A new analysis about the participation of international students in the Estonian labour market and its impact on the economy came out. The international students have paid EUR 8 Million in income and social tax in Estonia. Graduates from the previous year contributed with EUR 2 Million and the share of international students who work while studying is on the rise in the last three years. A half of them stayed working in Estonia after graduation. It is estimated that in total international students contribute EUR 20 Million to the Estonian economy, as it was explained by Eero Loonurm, head of the international marketing agency at Archimedes Foundation. He also added that one of the indicators in the strategy for international promotion of Estonian higher education is employment in Estonia after graduation. Their goal is to have 30% of international graduates in Master’s or PhD studies continue working in Estonia.

Some figures:

  • Approximately a half of international students in Estonia work besides studying, compared to over 80% of local students.
  • The share of international students who after graduation stay in Estonia for work has slightly increased in the last two years: in 2017, it was 45%, and in 2018, it was 51%.
  • The share of working international students is smallest in integrated study programmes. Only a few international students in these programmes work besides studying, as opposed to around 80% of local students. Compared to other levels of study, international students in Bachelor’s studies work less.
  • The share of international students with a Master’s or Doctoral degree who worked immediately after graduation was 56% in academic year 2016/2017 and 58% in 2017/2018.
  • The most likely to continue working in Estonia after finishing studies are international students of Tallinn University and Tallinn University of Technology.
  • The most likely to work besides studying are international students in information and communication technologies; engineering, manufacturing and construction; and business, administration and law (two thirds of international students in these fields worked in academic year 2018/2019). Graduates in the same fields also stay working in Estonia more frequently compared to others.

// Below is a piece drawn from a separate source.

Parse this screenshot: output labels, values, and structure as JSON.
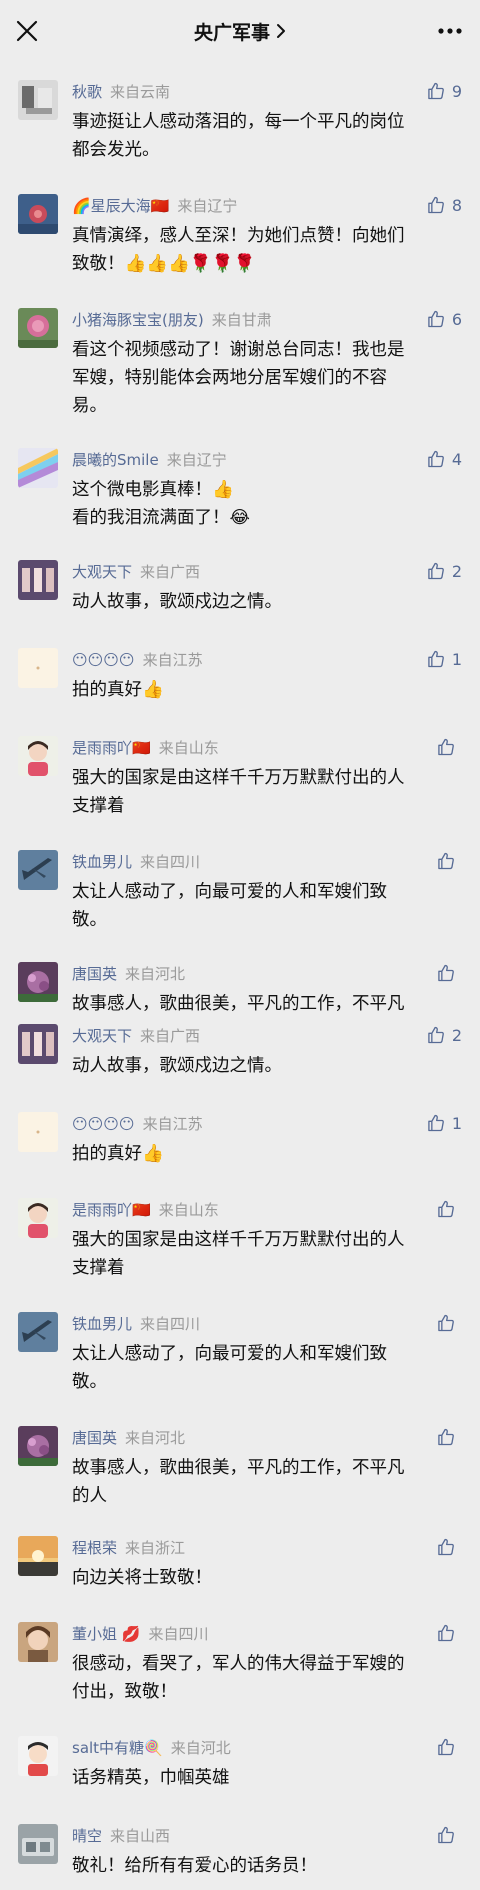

A contributing factor could be that there are many enterprises offering an international work setting for graduates of these fields.
  • For years, international students have mainly worked in administrative and support service, accommodation and food service and information and communication enterprises.
  • Compared to local students, international students are more likely to work in enterprises in foreign ownership.
  • In academic year 2018/2019, international students in Estonia paid 2.4 million euros in income tax and 5.6 million euros in social tax.
  • International students in information and communication enterprises contributed the most (total income tax paid in academic year 2018/2019 was 0.73 million euros). The contribution of foreign graduates was also largest in this economic activity.
  • In 2018/2019, international students who graduated in 2017/2018 paid 0.9 million euros in income tax and 1.9 million euros in social tax in Estonia.